2:35 pm. Back underway and the issue of what constitutes “approval” by the panel, an issue first brought up by MSMA”s Sandy MacArthur, is being addressed by the deputy commissioner. To her way of thinking, majority rules. This means, of course, that the MEA has no veto authority here and could potentially vote against whatever model is “approved.”

There is no discussion in response.

2:20 pm. Over an hour in now and the Department’s folks are now starting every sentence with the fact that they are using NEA’s own research to move the group forward. That should give you some indication of how things are going.

A five-minute break and it couldn’t come at a better time…

2:15 pm. About an hour in at this point, and the MEA’s Chris Galgay has laid out the key issue from the union’s perspective, which is that teacher evaluation is not a collectively bargained issue on the local level. The MEA pushed to have this panel created and to give it veto power over performance-based evaluation systems specifically because this is the case. What he wants is to have a model approved here to not only be the ONLY model that can be used statewide, but wants it to be very tightly constructed so that there is NO flexibility on the local level, where teachers have no bargaining power. MSMA disagrees, and wants precisely the kind of flexibility on the local level that MEA opposes.

The battle lines are being drawn…

2:05 pm. Resistance is mounting. Lot of questions coming now about what exactly the panel is to do, why it is being rushed, how the model or models approved here are actually to be used, and whether this is all about a federal money grab or not. Faherty is working to keep this thing from going off the rails…

1:55 pm. Less than an hour in, and the Department’s representatives have mentioned at least a half-dozen times that they are working off the NEA’s research on evaluation models. In fact, the only piece of research on teacher evaluation that the Department put forward to stakeholder group members was a report from the NEA. This is a smart move on the Department’s part.
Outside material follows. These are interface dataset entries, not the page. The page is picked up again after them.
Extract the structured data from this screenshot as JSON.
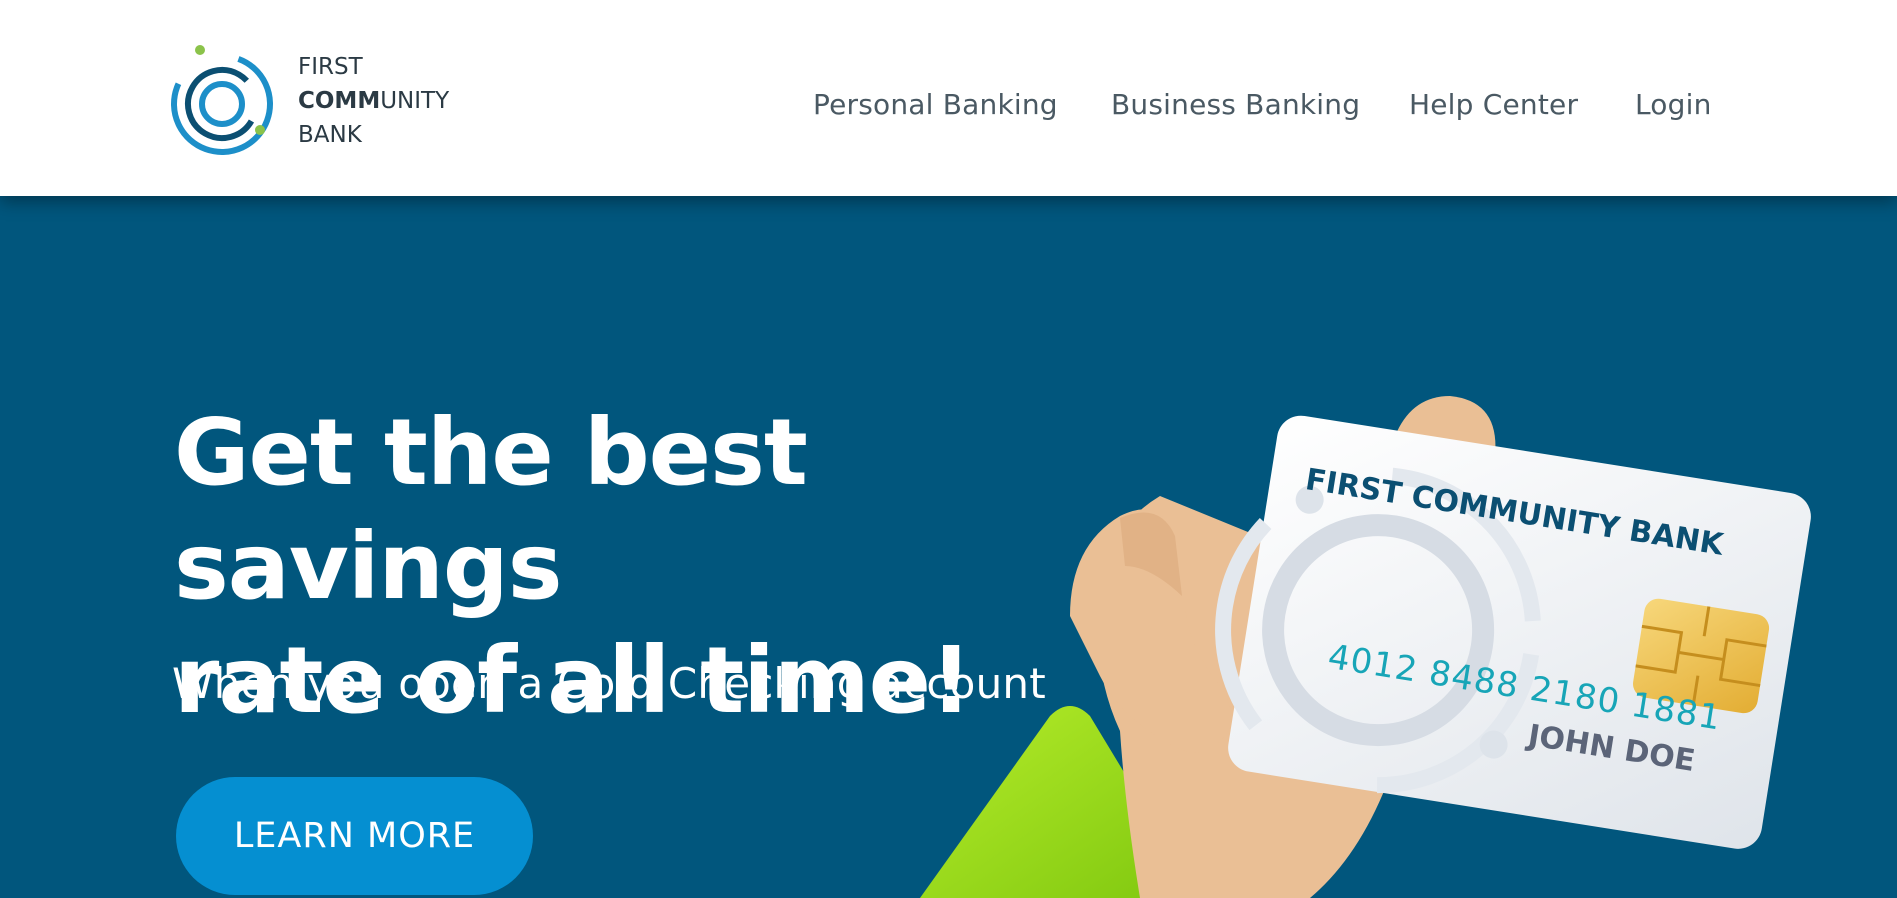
{
  "brand": {
    "name_line1": "FIRST",
    "name_line2_bold": "COMM",
    "name_line2_rest": "UNITY",
    "name_line3": "BANK",
    "colors": {
      "ring_blue": "#1d8fc9",
      "ring_dark": "#0b4f72",
      "dot_green": "#8bc34a"
    }
  },
  "nav": {
    "items": [
      {
        "label": "Personal Banking"
      },
      {
        "label": "Business Banking"
      },
      {
        "label": "Help Center"
      },
      {
        "label": "Login"
      }
    ]
  },
  "hero": {
    "headline_line1": "Get the best savings",
    "headline_line2": "rate of all time!",
    "subheadline": "When you open a Gold Checking account",
    "cta_label": "LEARN MORE",
    "background_color": "#01567d",
    "cta_color": "#058fd1"
  },
  "card": {
    "bank_name": "FIRST COMMUNITY BANK",
    "number": "4012 8488 2180 1881",
    "holder": "JOHN DOE"
  }
}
It helps focus the group (the Department has identified two models from the NEA report that it intends to explore), and it defuses, at least somewhat, what is likely to be some resistance from the MEA.

1:45 pm. So what is this stakeholder group to do? Simply put, it must approve at least ONE evaluation system for teachers and principals that uses student achievement data.  The panel can approve more than one model, of course, but is under the gun to get at least one approved before May 14.  Deputy Commissioner Faherty is doing an admirable job keeping the group focused on this one task.

1:35 pm. The Department’s Wanda Monthey is leading off by describing why it is that this stakeholder group has been assembled and why it has such a short time frame in which to complete its work. (Governor Baldacci has given the group until May 14 to agree on at least one performance-based evaluation model.) In essence, the time crunch comes from the state’s need to be in compliance with federal law in order to compete for the Race to the Top program, the application for which is due June 1. If this panel fails to get that done, Maine will be ineligible for the Race to the Top competition and may face barriers to accessing other federal education funds as well.

1:10 pm. The controversial stakeholder group tasked with approving teacher and administrator evaluation systems which use student achievement data has convened in Augusta and has been brought to order by Deputy Commissioner Angela Faherty.

Our friends at have put together the list of stakeholder group members, and introductions are being done as we speak.

There does not seem to be an agenda for the meeting, but we do know that Gov. Baldacci will be visiting to say a few words later today.